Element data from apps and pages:
* * * * * * * * *
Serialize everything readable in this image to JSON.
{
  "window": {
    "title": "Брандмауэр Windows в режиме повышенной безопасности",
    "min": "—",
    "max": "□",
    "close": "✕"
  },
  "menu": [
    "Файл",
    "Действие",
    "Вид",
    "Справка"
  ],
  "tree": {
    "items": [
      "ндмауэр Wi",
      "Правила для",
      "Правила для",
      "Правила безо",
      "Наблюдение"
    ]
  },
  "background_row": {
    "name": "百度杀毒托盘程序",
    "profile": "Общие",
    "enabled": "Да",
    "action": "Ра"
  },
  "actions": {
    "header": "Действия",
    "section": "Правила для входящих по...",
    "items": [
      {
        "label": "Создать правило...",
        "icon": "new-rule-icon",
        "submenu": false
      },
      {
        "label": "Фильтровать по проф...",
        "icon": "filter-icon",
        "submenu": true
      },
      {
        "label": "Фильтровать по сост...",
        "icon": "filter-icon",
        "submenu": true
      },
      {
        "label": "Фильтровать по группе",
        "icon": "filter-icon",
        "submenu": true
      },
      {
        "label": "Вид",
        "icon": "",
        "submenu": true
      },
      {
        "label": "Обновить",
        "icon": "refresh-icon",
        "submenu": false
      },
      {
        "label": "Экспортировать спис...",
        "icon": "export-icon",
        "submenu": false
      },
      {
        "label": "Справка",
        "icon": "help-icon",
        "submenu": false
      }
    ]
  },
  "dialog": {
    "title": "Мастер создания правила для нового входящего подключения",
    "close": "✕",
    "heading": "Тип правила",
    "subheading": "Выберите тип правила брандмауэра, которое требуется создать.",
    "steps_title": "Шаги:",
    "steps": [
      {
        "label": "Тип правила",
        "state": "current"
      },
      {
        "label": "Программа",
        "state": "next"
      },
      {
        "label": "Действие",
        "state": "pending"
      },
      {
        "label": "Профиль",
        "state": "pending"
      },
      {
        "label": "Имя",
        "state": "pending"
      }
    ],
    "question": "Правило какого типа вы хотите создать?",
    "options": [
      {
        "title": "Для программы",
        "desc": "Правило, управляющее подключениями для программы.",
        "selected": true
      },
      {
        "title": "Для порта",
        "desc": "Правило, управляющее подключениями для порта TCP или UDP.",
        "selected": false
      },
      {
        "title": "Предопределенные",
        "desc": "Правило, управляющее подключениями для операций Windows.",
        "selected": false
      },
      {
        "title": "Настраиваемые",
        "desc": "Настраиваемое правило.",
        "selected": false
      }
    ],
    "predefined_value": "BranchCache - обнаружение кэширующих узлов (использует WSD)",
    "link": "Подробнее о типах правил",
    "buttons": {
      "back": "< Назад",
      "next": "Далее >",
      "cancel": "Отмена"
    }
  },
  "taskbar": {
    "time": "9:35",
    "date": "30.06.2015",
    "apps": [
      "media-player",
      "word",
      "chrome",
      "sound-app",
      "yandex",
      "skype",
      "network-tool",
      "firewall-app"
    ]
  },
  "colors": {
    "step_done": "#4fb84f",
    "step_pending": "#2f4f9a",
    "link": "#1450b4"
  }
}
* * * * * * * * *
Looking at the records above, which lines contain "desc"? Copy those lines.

Final answer ::
        "desc": "Правило, управляющее подключениями для программы.",
        "desc": "Правило, управляющее подключениями для порта TCP или UDP.",
        "desc": "Правило, управляющее подключениями для операций Windows.",
        "desc": "Настраиваемое правило.",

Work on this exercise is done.